**Material shown**
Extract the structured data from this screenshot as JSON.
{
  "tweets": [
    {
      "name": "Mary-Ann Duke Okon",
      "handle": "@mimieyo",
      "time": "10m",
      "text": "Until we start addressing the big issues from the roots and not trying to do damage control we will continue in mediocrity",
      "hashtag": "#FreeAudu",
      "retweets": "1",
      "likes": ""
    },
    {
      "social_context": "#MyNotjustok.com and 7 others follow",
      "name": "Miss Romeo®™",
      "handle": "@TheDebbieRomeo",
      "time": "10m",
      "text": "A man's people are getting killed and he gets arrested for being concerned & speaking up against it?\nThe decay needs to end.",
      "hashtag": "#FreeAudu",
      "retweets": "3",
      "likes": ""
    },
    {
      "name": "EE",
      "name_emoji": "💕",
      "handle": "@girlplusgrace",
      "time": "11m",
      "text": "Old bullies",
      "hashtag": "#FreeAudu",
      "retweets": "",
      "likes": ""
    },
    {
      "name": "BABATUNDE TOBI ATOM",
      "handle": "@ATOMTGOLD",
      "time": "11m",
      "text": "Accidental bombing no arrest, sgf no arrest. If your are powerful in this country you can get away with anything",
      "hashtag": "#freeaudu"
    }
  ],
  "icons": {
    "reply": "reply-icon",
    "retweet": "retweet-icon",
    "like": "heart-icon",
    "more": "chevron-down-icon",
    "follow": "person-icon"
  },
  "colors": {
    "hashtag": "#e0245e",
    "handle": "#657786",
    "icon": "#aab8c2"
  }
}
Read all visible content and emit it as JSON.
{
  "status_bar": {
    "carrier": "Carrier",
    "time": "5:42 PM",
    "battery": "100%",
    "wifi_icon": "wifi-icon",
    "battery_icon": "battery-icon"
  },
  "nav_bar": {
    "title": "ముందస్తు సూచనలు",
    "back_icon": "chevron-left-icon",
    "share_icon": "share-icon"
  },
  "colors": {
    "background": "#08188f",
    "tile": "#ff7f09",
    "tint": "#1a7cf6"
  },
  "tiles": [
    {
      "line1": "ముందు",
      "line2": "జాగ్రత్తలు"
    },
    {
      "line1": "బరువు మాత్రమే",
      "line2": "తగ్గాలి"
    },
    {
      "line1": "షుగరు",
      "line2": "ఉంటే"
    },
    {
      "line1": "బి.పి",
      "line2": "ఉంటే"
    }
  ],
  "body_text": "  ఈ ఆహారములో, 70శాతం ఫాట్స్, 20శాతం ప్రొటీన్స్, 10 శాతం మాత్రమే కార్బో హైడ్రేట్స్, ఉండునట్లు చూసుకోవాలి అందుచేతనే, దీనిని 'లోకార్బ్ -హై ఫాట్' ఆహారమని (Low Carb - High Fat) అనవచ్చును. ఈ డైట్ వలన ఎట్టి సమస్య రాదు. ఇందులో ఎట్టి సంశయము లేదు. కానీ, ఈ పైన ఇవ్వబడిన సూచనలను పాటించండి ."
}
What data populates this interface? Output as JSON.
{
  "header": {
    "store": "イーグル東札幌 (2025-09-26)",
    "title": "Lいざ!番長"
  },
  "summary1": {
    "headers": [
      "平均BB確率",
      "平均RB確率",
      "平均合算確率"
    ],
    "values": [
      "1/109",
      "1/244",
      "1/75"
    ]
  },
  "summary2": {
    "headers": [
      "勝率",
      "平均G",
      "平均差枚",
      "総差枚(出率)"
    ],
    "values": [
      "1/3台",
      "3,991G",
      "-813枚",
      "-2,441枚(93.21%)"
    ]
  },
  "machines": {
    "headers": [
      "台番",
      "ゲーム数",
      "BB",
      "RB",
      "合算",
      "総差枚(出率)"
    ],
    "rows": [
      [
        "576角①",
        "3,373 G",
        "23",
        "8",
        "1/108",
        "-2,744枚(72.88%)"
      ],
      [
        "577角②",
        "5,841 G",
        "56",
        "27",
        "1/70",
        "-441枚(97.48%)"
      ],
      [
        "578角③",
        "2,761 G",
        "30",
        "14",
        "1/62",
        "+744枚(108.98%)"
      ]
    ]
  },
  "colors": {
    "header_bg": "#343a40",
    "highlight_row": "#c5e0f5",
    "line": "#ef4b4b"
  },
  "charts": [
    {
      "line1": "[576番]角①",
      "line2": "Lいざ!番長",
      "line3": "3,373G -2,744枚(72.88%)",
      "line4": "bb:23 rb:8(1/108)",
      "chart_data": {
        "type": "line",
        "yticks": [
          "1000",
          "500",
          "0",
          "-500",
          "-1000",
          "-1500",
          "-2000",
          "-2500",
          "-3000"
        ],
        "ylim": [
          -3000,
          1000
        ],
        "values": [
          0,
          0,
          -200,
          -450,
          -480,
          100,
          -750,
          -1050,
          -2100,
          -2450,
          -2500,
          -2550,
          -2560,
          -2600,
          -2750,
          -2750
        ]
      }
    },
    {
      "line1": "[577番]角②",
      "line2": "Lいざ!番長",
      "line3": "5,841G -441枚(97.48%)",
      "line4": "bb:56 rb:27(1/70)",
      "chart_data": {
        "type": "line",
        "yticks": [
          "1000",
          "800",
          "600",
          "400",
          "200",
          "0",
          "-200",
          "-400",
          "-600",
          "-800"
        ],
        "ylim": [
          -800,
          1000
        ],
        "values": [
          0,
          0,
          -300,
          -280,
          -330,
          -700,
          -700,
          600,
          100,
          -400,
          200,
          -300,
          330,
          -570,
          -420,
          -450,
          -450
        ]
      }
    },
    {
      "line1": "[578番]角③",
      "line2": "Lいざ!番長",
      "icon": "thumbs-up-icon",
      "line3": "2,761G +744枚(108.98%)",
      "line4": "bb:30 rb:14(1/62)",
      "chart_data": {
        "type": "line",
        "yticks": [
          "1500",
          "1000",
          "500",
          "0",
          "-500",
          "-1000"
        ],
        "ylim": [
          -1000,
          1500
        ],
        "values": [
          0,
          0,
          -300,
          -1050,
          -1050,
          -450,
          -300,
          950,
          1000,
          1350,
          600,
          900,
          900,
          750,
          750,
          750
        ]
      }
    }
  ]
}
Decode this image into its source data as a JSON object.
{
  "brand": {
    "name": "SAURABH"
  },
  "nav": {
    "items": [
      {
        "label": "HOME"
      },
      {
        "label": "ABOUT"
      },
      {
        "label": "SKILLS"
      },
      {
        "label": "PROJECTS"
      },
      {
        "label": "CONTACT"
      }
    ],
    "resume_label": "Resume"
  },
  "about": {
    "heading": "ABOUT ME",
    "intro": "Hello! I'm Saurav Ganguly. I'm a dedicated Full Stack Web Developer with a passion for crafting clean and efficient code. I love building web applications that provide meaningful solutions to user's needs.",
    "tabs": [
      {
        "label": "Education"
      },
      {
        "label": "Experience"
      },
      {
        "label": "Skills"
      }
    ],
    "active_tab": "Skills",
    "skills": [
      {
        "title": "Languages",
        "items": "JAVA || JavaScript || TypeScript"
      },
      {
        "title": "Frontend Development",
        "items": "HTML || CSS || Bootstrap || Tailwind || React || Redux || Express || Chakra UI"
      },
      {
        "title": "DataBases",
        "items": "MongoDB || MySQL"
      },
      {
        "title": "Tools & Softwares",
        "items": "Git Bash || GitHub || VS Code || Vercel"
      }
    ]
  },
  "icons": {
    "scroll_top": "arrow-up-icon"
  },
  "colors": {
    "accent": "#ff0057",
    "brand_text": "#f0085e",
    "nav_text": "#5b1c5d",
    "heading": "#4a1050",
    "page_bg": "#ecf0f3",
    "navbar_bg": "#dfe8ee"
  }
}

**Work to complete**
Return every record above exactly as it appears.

**Result**
Extract the structured data from this screenshot as JSON.
{
  "tweets": [
    {
      "name": "Mary-Ann Duke Okon",
      "handle": "@mimieyo",
      "time": "10m",
      "text": "Until we start addressing the big issues from the roots and not trying to do damage control we will continue in mediocrity",
      "hashtag": "#FreeAudu",
      "retweets": "1",
      "likes": ""
    },
    {
      "social_context": "#MyNotjustok.com and 7 others follow",
      "name": "Miss Romeo®™",
      "handle": "@TheDebbieRomeo",
      "time": "10m",
      "text": "A man's people are getting killed and he gets arrested for being concerned & speaking up against it?\nThe decay needs to end.",
      "hashtag": "#FreeAudu",
      "retweets": "3",
      "likes": ""
    },
    {
      "name": "EE",
      "name_emoji": "💕",
      "handle": "@girlplusgrace",
      "time": "11m",
      "text": "Old bullies",
      "hashtag": "#FreeAudu",
      "retweets": "",
      "likes": ""
    },
    {
      "name": "BABATUNDE TOBI ATOM",
      "handle": "@ATOMTGOLD",
      "time": "11m",
      "text": "Accidental bombing no arrest, sgf no arrest. If your are powerful in this country you can get away with anything",
      "hashtag": "#freeaudu"
    }
  ],
  "icons": {
    "reply": "reply-icon",
    "retweet": "retweet-icon",
    "like": "heart-icon",
    "more": "chevron-down-icon",
    "follow": "person-icon"
  },
  "colors": {
    "hashtag": "#e0245e",
    "handle": "#657786",
    "icon": "#aab8c2"
  }
}
Read all visible content and emit it as JSON.
{
  "status_bar": {
    "carrier": "Carrier",
    "time": "5:42 PM",
    "battery": "100%",
    "wifi_icon": "wifi-icon",
    "battery_icon": "battery-icon"
  },
  "nav_bar": {
    "title": "ముందస్తు సూచనలు",
    "back_icon": "chevron-left-icon",
    "share_icon": "share-icon"
  },
  "colors": {
    "background": "#08188f",
    "tile": "#ff7f09",
    "tint": "#1a7cf6"
  },
  "tiles": [
    {
      "line1": "ముందు",
      "line2": "జాగ్రత్తలు"
    },
    {
      "line1": "బరువు మాత్రమే",
      "line2": "తగ్గాలి"
    },
    {
      "line1": "షుగరు",
      "line2": "ఉంటే"
    },
    {
      "line1": "బి.పి",
      "line2": "ఉంటే"
    }
  ],
  "body_text": "  ఈ ఆహారములో, 70శాతం ఫాట్స్, 20శాతం ప్రొటీన్స్, 10 శాతం మాత్రమే కార్బో హైడ్రేట్స్, ఉండునట్లు చూసుకోవాలి అందుచేతనే, దీనిని 'లోకార్బ్ -హై ఫాట్' ఆహారమని (Low Carb - High Fat) అనవచ్చును. ఈ డైట్ వలన ఎట్టి సమస్య రాదు. ఇందులో ఎట్టి సంశయము లేదు. కానీ, ఈ పైన ఇవ్వబడిన సూచనలను పాటించండి ."
}
What data populates this interface? Output as JSON.
{
  "header": {
    "store": "イーグル東札幌 (2025-09-26)",
    "title": "Lいざ!番長"
  },
  "summary1": {
    "headers": [
      "平均BB確率",
      "平均RB確率",
      "平均合算確率"
    ],
    "values": [
      "1/109",
      "1/244",
      "1/75"
    ]
  },
  "summary2": {
    "headers": [
      "勝率",
      "平均G",
      "平均差枚",
      "総差枚(出率)"
    ],
    "values": [
      "1/3台",
      "3,991G",
      "-813枚",
      "-2,441枚(93.21%)"
    ]
  },
  "machines": {
    "headers": [
      "台番",
      "ゲーム数",
      "BB",
      "RB",
      "合算",
      "総差枚(出率)"
    ],
    "rows": [
      [
        "576角①",
        "3,373 G",
        "23",
        "8",
        "1/108",
        "-2,744枚(72.88%)"
      ],
      [
        "577角②",
        "5,841 G",
        "56",
        "27",
        "1/70",
        "-441枚(97.48%)"
      ],
      [
        "578角③",
        "2,761 G",
        "30",
        "14",
        "1/62",
        "+744枚(108.98%)"
      ]
    ]
  },
  "colors": {
    "header_bg": "#343a40",
    "highlight_row": "#c5e0f5",
    "line": "#ef4b4b"
  },
  "charts": [
    {
      "line1": "[576番]角①",
      "line2": "Lいざ!番長",
      "line3": "3,373G -2,744枚(72.88%)",
      "line4": "bb:23 rb:8(1/108)",
      "chart_data": {
        "type": "line",
        "yticks": [
          "1000",
          "500",
          "0",
          "-500",
          "-1000",
          "-1500",
          "-2000",
          "-2500",
          "-3000"
        ],
        "ylim": [
          -3000,
          1000
        ],
        "values": [
          0,
          0,
          -200,
          -450,
          -480,
          100,
          -750,
          -1050,
          -2100,
          -2450,
          -2500,
          -2550,
          -2560,
          -2600,
          -2750,
          -2750
        ]
      }
    },
    {
      "line1": "[577番]角②",
      "line2": "Lいざ!番長",
      "line3": "5,841G -441枚(97.48%)",
      "line4": "bb:56 rb:27(1/70)",
      "chart_data": {
        "type": "line",
        "yticks": [
          "1000",
          "800",
          "600",
          "400",
          "200",
          "0",
          "-200",
          "-400",
          "-600",
          "-800"
        ],
        "ylim": [
          -800,
          1000
        ],
        "values": [
          0,
          0,
          -300,
          -280,
          -330,
          -700,
          -700,
          600,
          100,
          -400,
          200,
          -300,
          330,
          -570,
          -420,
          -450,
          -450
        ]
      }
    },
    {
      "line1": "[578番]角③",
      "line2": "Lいざ!番長",
      "icon": "thumbs-up-icon",
      "line3": "2,761G +744枚(108.98%)",
      "line4": "bb:30 rb:14(1/62)",
      "chart_data": {
        "type": "line",
        "yticks": [
          "1500",
          "1000",
          "500",
          "0",
          "-500",
          "-1000"
        ],
        "ylim": [
          -1000,
          1500
        ],
        "values": [
          0,
          0,
          -300,
          -1050,
          -1050,
          -450,
          -300,
          950,
          1000,
          1350,
          600,
          900,
          900,
          750,
          750,
          750
        ]
      }
    }
  ]
}
Decode this image into its source data as a JSON object.
{
  "brand": {
    "name": "SAURABH"
  },
  "nav": {
    "items": [
      {
        "label": "HOME"
      },
      {
        "label": "ABOUT"
      },
      {
        "label": "SKILLS"
      },
      {
        "label": "PROJECTS"
      },
      {
        "label": "CONTACT"
      }
    ],
    "resume_label": "Resume"
  },
  "about": {
    "heading": "ABOUT ME",
    "intro": "Hello! I'm Saurav Ganguly. I'm a dedicated Full Stack Web Developer with a passion for crafting clean and efficient code. I love building web applications that provide meaningful solutions to user's needs.",
    "tabs": [
      {
        "label": "Education"
      },
      {
        "label": "Experience"
      },
      {
        "label": "Skills"
      }
    ],
    "active_tab": "Skills",
    "skills": [
      {
        "title": "Languages",
        "items": "JAVA || JavaScript || TypeScript"
      },
      {
        "title": "Frontend Development",
        "items": "HTML || CSS || Bootstrap || Tailwind || React || Redux || Express || Chakra UI"
      },
      {
        "title": "DataBases",
        "items": "MongoDB || MySQL"
      },
      {
        "title": "Tools & Softwares",
        "items": "Git Bash || GitHub || VS Code || Vercel"
      }
    ]
  },
  "icons": {
    "scroll_top": "arrow-up-icon"
  },
  "colors": {
    "accent": "#ff0057",
    "brand_text": "#f0085e",
    "nav_text": "#5b1c5d",
    "heading": "#4a1050",
    "page_bg": "#ecf0f3",
    "navbar_bg": "#dfe8ee"
  }
}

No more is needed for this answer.